This may be a difficult question
- So, $C_1$ = AES-GCM($k_1$, nonce, message) where nonce = HMAC(key,message). $C_2$ = AES-CBC($k_2$, iv, $C_1$).
- Now, a security breach occurs. The adversary obtains $k_1$ and $C_2$ because they are the most vulnerable parts of my encryption scheme. I change the keys in this instance and re-encrypt the database.
- Now, $C_3$ = AES-GCM($k_3$, nonce, message). $C_4$ = AES-CBC($k_4$, nonce, $C_3$).
- Then there is another data breach. The adversary now has $k_3$ and $C_4$.
1.) If the adversary has $k_1$, $k_3$, $C_2$ and $C_4$ can he decrypt the messages?

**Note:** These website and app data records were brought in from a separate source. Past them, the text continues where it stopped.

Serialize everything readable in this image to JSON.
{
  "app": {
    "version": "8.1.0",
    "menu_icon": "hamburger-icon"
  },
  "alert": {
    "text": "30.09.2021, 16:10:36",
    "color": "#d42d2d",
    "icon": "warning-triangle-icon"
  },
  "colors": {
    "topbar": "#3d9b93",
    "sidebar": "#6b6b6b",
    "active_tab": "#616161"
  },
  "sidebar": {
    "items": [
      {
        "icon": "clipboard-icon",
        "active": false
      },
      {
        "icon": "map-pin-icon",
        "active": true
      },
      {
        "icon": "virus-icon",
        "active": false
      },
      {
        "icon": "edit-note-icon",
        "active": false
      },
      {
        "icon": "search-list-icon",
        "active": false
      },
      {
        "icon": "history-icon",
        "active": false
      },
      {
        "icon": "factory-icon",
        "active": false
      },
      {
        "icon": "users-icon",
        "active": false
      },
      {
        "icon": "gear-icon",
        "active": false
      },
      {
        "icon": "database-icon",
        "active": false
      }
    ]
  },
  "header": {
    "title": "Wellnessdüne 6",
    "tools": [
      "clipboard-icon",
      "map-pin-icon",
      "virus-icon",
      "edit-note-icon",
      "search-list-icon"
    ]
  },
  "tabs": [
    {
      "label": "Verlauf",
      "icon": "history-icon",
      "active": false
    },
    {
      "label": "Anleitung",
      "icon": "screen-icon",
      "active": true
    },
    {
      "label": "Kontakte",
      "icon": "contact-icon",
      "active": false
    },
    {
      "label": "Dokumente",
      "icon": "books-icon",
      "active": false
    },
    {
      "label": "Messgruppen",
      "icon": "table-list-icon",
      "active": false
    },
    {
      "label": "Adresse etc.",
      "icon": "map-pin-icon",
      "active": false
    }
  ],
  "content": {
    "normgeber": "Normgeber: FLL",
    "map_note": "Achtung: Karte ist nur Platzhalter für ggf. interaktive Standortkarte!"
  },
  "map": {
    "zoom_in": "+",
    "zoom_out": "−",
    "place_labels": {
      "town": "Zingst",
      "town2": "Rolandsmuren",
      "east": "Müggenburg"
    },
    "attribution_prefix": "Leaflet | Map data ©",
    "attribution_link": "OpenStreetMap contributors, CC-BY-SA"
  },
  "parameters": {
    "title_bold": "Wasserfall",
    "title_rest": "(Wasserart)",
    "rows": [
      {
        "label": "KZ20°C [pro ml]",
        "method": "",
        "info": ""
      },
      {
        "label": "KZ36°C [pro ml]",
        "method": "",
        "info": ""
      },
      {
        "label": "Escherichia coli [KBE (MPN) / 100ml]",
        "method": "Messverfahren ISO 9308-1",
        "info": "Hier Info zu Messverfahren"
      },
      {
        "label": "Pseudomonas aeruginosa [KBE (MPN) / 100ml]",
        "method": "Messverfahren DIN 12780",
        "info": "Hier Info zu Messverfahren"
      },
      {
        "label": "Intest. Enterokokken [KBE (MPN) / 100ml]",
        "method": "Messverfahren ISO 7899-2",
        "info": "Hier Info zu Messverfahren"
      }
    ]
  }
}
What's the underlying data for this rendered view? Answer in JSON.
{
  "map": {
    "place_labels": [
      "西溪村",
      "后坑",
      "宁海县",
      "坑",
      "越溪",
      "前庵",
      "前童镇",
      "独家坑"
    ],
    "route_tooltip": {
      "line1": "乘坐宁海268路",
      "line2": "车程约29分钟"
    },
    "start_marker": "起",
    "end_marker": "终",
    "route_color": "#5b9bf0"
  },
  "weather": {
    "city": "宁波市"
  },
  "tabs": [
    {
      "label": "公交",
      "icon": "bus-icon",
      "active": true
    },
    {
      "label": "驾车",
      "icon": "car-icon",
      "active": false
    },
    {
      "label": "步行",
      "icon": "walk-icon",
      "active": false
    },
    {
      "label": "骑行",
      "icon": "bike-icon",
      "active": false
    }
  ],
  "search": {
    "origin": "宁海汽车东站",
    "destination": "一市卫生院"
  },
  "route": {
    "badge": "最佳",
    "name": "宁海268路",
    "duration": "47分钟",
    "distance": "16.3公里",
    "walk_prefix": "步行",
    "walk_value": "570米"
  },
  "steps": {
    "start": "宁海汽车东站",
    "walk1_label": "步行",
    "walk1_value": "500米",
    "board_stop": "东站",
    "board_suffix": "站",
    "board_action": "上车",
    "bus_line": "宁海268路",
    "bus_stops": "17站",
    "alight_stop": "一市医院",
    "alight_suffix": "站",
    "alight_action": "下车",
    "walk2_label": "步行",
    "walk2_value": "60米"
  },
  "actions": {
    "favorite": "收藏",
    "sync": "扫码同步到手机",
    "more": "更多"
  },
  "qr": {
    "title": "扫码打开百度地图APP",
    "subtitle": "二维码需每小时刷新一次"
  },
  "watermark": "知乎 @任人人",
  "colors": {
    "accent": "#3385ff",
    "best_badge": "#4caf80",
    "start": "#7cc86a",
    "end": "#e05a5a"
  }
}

In my encryption scheme, I have two sets of 256 bit secret keys [$c_1$,$c_2$] used to encrypt data. The first key is used by my customers to encrypt data using AES-GCM. The second key is used to encrypt the data once again using AES-CBC with PKCS#7 padding before being saved on the server. Please assume I never repeat the same 96-bit nonce when using AES-GCM. My message length is short and the number of messages encrypted will remain well below 1 billion.
How would a worst-case scenario play out assuming the adversary already has the customer key? If an adversary obtains the data on the database I will change the keys and re-encrypt the data using the new keys. If an adversary then obtains all of the data once again can he break my encryption assuming he has the customers key?